**The problem:** For each entry that follows, write out an identical copy.

**Extracted entries:**
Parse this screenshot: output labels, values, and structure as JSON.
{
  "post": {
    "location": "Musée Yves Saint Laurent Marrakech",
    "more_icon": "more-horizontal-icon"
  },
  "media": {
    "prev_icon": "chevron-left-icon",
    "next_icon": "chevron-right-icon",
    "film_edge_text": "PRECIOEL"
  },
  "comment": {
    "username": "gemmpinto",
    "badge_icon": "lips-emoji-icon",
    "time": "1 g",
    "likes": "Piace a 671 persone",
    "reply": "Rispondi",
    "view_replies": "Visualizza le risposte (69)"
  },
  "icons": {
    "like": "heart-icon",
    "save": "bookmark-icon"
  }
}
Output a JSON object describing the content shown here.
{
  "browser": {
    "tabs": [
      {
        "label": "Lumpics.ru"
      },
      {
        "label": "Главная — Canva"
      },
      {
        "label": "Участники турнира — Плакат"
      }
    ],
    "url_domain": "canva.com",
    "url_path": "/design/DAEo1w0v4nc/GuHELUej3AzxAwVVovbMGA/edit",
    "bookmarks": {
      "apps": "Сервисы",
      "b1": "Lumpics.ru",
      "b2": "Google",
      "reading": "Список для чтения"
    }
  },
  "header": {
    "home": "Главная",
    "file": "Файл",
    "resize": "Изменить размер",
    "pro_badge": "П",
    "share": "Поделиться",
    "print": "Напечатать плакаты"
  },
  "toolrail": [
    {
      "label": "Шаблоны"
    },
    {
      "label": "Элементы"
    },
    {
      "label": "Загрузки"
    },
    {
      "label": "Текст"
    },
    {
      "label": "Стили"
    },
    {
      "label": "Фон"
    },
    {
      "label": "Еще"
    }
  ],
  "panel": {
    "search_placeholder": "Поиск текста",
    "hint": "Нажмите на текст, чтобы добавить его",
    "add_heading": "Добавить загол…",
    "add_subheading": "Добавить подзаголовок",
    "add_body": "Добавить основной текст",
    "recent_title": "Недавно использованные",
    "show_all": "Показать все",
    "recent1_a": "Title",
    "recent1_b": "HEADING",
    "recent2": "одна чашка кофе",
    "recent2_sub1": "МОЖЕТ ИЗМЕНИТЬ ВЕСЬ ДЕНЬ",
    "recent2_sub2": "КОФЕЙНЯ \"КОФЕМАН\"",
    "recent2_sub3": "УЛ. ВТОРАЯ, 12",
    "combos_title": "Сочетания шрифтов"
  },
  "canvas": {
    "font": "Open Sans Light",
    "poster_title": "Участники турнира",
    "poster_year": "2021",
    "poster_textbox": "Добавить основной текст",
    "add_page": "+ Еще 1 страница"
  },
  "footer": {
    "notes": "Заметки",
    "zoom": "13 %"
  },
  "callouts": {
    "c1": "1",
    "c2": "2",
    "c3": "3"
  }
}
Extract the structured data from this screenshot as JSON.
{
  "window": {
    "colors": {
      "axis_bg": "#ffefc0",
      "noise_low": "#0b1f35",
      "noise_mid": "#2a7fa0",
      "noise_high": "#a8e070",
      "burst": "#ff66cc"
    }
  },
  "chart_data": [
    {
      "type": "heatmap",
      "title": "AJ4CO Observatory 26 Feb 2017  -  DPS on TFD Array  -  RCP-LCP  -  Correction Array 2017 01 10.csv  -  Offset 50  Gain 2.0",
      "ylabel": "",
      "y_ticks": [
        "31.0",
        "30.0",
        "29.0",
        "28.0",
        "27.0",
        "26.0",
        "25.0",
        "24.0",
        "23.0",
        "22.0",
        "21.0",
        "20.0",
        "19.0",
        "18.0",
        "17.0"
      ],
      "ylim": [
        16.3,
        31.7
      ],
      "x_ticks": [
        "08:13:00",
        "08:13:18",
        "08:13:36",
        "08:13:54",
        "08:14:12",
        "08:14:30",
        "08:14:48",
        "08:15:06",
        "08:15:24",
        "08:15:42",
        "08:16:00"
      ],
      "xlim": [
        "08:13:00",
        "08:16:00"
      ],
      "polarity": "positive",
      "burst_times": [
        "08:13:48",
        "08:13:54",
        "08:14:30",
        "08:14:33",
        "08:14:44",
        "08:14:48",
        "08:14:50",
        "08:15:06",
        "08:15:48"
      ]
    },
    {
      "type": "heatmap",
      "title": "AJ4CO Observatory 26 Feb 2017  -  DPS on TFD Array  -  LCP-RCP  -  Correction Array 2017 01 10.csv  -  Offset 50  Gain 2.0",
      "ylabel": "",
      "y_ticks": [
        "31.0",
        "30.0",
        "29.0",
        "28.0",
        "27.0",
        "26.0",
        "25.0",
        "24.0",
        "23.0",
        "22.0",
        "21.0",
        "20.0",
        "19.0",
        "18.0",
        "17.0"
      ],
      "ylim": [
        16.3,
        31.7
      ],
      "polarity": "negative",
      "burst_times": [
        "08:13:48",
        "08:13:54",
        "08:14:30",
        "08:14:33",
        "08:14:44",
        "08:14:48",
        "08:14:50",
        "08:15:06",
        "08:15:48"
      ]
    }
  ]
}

**Task answer:**
Parse this screenshot: output labels, values, and structure as JSON.
{
  "post": {
    "location": "Musée Yves Saint Laurent Marrakech",
    "more_icon": "more-horizontal-icon"
  },
  "media": {
    "prev_icon": "chevron-left-icon",
    "next_icon": "chevron-right-icon",
    "film_edge_text": "PRECIOEL"
  },
  "comment": {
    "username": "gemmpinto",
    "badge_icon": "lips-emoji-icon",
    "time": "1 g",
    "likes": "Piace a 671 persone",
    "reply": "Rispondi",
    "view_replies": "Visualizza le risposte (69)"
  },
  "icons": {
    "like": "heart-icon",
    "save": "bookmark-icon"
  }
}
Output a JSON object describing the content shown here.
{
  "browser": {
    "tabs": [
      {
        "label": "Lumpics.ru"
      },
      {
        "label": "Главная — Canva"
      },
      {
        "label": "Участники турнира — Плакат"
      }
    ],
    "url_domain": "canva.com",
    "url_path": "/design/DAEo1w0v4nc/GuHELUej3AzxAwVVovbMGA/edit",
    "bookmarks": {
      "apps": "Сервисы",
      "b1": "Lumpics.ru",
      "b2": "Google",
      "reading": "Список для чтения"
    }
  },
  "header": {
    "home": "Главная",
    "file": "Файл",
    "resize": "Изменить размер",
    "pro_badge": "П",
    "share": "Поделиться",
    "print": "Напечатать плакаты"
  },
  "toolrail": [
    {
      "label": "Шаблоны"
    },
    {
      "label": "Элементы"
    },
    {
      "label": "Загрузки"
    },
    {
      "label": "Текст"
    },
    {
      "label": "Стили"
    },
    {
      "label": "Фон"
    },
    {
      "label": "Еще"
    }
  ],
  "panel": {
    "search_placeholder": "Поиск текста",
    "hint": "Нажмите на текст, чтобы добавить его",
    "add_heading": "Добавить загол…",
    "add_subheading": "Добавить подзаголовок",
    "add_body": "Добавить основной текст",
    "recent_title": "Недавно использованные",
    "show_all": "Показать все",
    "recent1_a": "Title",
    "recent1_b": "HEADING",
    "recent2": "одна чашка кофе",
    "recent2_sub1": "МОЖЕТ ИЗМЕНИТЬ ВЕСЬ ДЕНЬ",
    "recent2_sub2": "КОФЕЙНЯ \"КОФЕМАН\"",
    "recent2_sub3": "УЛ. ВТОРАЯ, 12",
    "combos_title": "Сочетания шрифтов"
  },
  "canvas": {
    "font": "Open Sans Light",
    "poster_title": "Участники турнира",
    "poster_year": "2021",
    "poster_textbox": "Добавить основной текст",
    "add_page": "+ Еще 1 страница"
  },
  "footer": {
    "notes": "Заметки",
    "zoom": "13 %"
  },
  "callouts": {
    "c1": "1",
    "c2": "2",
    "c3": "3"
  }
}
Extract the structured data from this screenshot as JSON.
{
  "window": {
    "colors": {
      "axis_bg": "#ffefc0",
      "noise_low": "#0b1f35",
      "noise_mid": "#2a7fa0",
      "noise_high": "#a8e070",
      "burst": "#ff66cc"
    }
  },
  "chart_data": [
    {
      "type": "heatmap",
      "title": "AJ4CO Observatory 26 Feb 2017  -  DPS on TFD Array  -  RCP-LCP  -  Correction Array 2017 01 10.csv  -  Offset 50  Gain 2.0",
      "ylabel": "",
      "y_ticks": [
        "31.0",
        "30.0",
        "29.0",
        "28.0",
        "27.0",
        "26.0",
        "25.0",
        "24.0",
        "23.0",
        "22.0",
        "21.0",
        "20.0",
        "19.0",
        "18.0",
        "17.0"
      ],
      "ylim": [
        16.3,
        31.7
      ],
      "x_ticks": [
        "08:13:00",
        "08:13:18",
        "08:13:36",
        "08:13:54",
        "08:14:12",
        "08:14:30",
        "08:14:48",
        "08:15:06",
        "08:15:24",
        "08:15:42",
        "08:16:00"
      ],
      "xlim": [
        "08:13:00",
        "08:16:00"
      ],
      "polarity": "positive",
      "burst_times": [
        "08:13:48",
        "08:13:54",
        "08:14:30",
        "08:14:33",
        "08:14:44",
        "08:14:48",
        "08:14:50",
        "08:15:06",
        "08:15:48"
      ]
    },
    {
      "type": "heatmap",
      "title": "AJ4CO Observatory 26 Feb 2017  -  DPS on TFD Array  -  LCP-RCP  -  Correction Array 2017 01 10.csv  -  Offset 50  Gain 2.0",
      "ylabel": "",
      "y_ticks": [
        "31.0",
        "30.0",
        "29.0",
        "28.0",
        "27.0",
        "26.0",
        "25.0",
        "24.0",
        "23.0",
        "22.0",
        "21.0",
        "20.0",
        "19.0",
        "18.0",
        "17.0"
      ],
      "ylim": [
        16.3,
        31.7
      ],
      "polarity": "negative",
      "burst_times": [
        "08:13:48",
        "08:13:54",
        "08:14:30",
        "08:14:33",
        "08:14:44",
        "08:14:48",
        "08:14:50",
        "08:15:06",
        "08:15:48"
      ]
    }
  ]
}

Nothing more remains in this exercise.